There were four sections of the Highway Traffic Regulation Act of 1939 (Acts of 1939, ch. 48, p. 289), which was in force on April 6, 1950, the alleged date of the accident involved in the subject matter of the said five instructions complained of. To have incorporated the pertinent provisions of the several sections in one or two instructions, we think would have rendered such instructions unwieldy and confusing. That each instruction covered the applicable provisions of a different one of the several sections of the statute would hardly, in our opinion, cast such instructions in the category of repetitiousness. The situation is wholly different from that found by the court in Keeshin Motor Express Co. et al. v. Glassman (1942), 219 Ind. 538, 38 N.E.2d 847, one of the cases upon which appellant *238 relies. The declaration of the Supreme Court in that case seems apropos here:

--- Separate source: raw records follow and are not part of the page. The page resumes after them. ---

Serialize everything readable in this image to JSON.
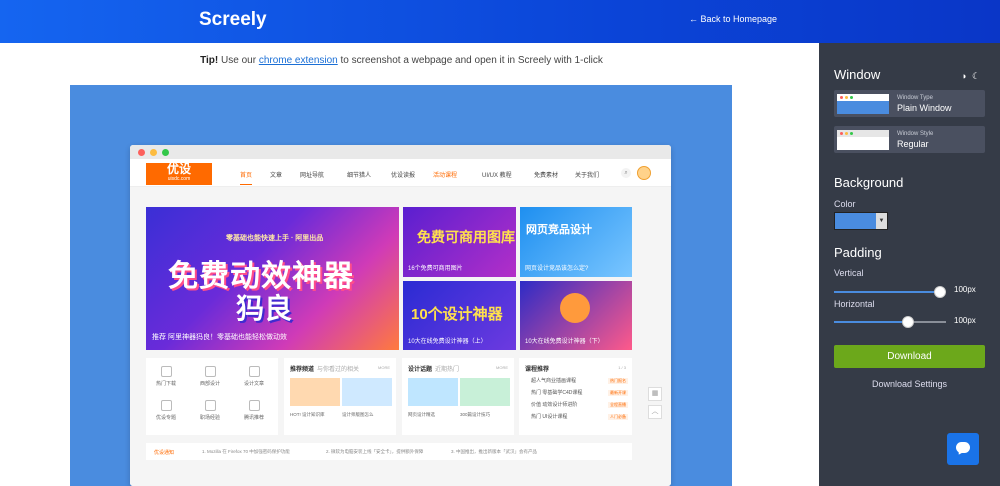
{
  "header": {
    "logo": "Screely",
    "back_link": "← Back to Homepage"
  },
  "tip": {
    "bold": "Tip!",
    "pre": " Use our ",
    "link": "chrome extension",
    "post": " to screenshot a webpage and open it in Screely with 1-click"
  },
  "preview": {
    "background_color": "#4a8cdf",
    "site_logo": "优设",
    "site_logo_sub": "uisdc.com",
    "nav": [
      "首页",
      "文章",
      "网址导航",
      "细节猎人",
      "优设读报",
      "活动课程",
      "UI/UX 教程",
      "免费素材",
      "关于我们"
    ],
    "hero": {
      "line1": "零基础也能快速上手 · 阿里出品",
      "line2": "免费动效神器",
      "line3": "犸良",
      "caption": "推荐 阿里神器犸良！零基础也能轻松做动效"
    },
    "tiles": [
      {
        "big": "免费可商用图库",
        "caption": "16个免费可商用图片"
      },
      {
        "big": "网页竞品设计",
        "caption": "网页设计竞品该怎么定?"
      },
      {
        "big": "10个设计神器",
        "caption": "10大在线免费设计神器（上）"
      },
      {
        "big": "",
        "caption": "10大在线免费设计神器（下）"
      }
    ],
    "categories": [
      "热门下载",
      "西部设计",
      "设计文章",
      "优设专题",
      "职场经验",
      "腾讯推荐"
    ],
    "card2": {
      "title": "推荐频道",
      "sub": "与你看过的相关",
      "more": "MORE",
      "items": [
        "HOT! 设计知识库",
        "设计师版图怎么"
      ]
    },
    "card3": {
      "title": "设计话题",
      "sub": "近期热门",
      "more": "MORE",
      "items": [
        "网页设计精选",
        "300篇设计技巧"
      ]
    },
    "card4": {
      "title": "课程推荐",
      "pager": "1 / 3",
      "items": [
        "超人气商业插画课程",
        "热门 零基础学C4D课程",
        "价值 动效设计师进阶",
        "热门 UI设计课程"
      ],
      "tags": [
        "热门报名",
        "最新开课",
        "全程直播",
        "人门必备"
      ]
    },
    "notice": {
      "label": "优设通知",
      "items": [
        "1. Mozilla 在 Firefox 70 中加强密码保护功能",
        "2. 微软为电脑安装上线「安全卡」，提供额外保障",
        "3. 中国推出，推出新版本「武汉」会有产品"
      ]
    }
  },
  "panel": {
    "window_heading": "Window",
    "window_type_label": "Window Type",
    "window_type_value": "Plain Window",
    "window_style_label": "Window Style",
    "window_style_value": "Regular",
    "background_heading": "Background",
    "color_label": "Color",
    "color_value": "#4a8cdf",
    "padding_heading": "Padding",
    "vertical_label": "Vertical",
    "vertical_value": "100px",
    "vertical_fraction": 0.95,
    "horizontal_label": "Horizontal",
    "horizontal_value": "100px",
    "horizontal_fraction": 0.66,
    "download_label": "Download",
    "download_settings_label": "Download Settings"
  }
}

"While this court has long recognized the well known principle that frequent and unnecessary repetition of correct statements of law in instructions may be reversible error, it has been reluctant to reverse a judgment solely on that ground. Application of the principle is made difficult in that the error is not prima facie prejudicial, as where an instruction incorrectly states the law, but becomes prejudicial by the quantum of the repetition and the relative importance of the issue emphasized. In any set of instructions there is apt to be some reiteration of the applicable rules of law. The number of times an instruction is repeated is not the criterion. Rather it is the probable effect which that repetition will have upon the jury's proper consideration of the evidence. We would invite many unnecessary appeals if we did not make it clear that only in exceptional cases, and particularly where from the whole record we cannot fairly say that a correct result was reached, will we attempt to apply the principle." (Our emphasis.)

Considering the instructions complained of in the instant case, viewed in the light of what we have said and the reasoning of the Supreme Court in the aforesaid case of Keeshin Motor Express Co. v. Glassman, supra, we hold that under the true criterion applicable in such cases the given instructions, 1, 2, 4, 5 and 6, do not constitute reversible error under the rule with reference to repetitious instructions.

We have examined the other objections urged to other instructions given in the court below, and we do not find any reversible error, and we are compelled to conclude that considering the law and the evidence and the issues presented on this appeal that the case was fairly tried and a just result reached under the law and the evidence.

*239 For the reasons given herein the trial court did not err in overruling appellant's motion for a new trial.

Judgment affirmed as to appellee's first paragraph of complaint and reversed as to judgment for appellee for the loss of services and earnings of her minor son on the second paragraph of complaint.

Judgment affirmed in part and reversed in part.

NOTE. Reported in 161 N.E.2d 381.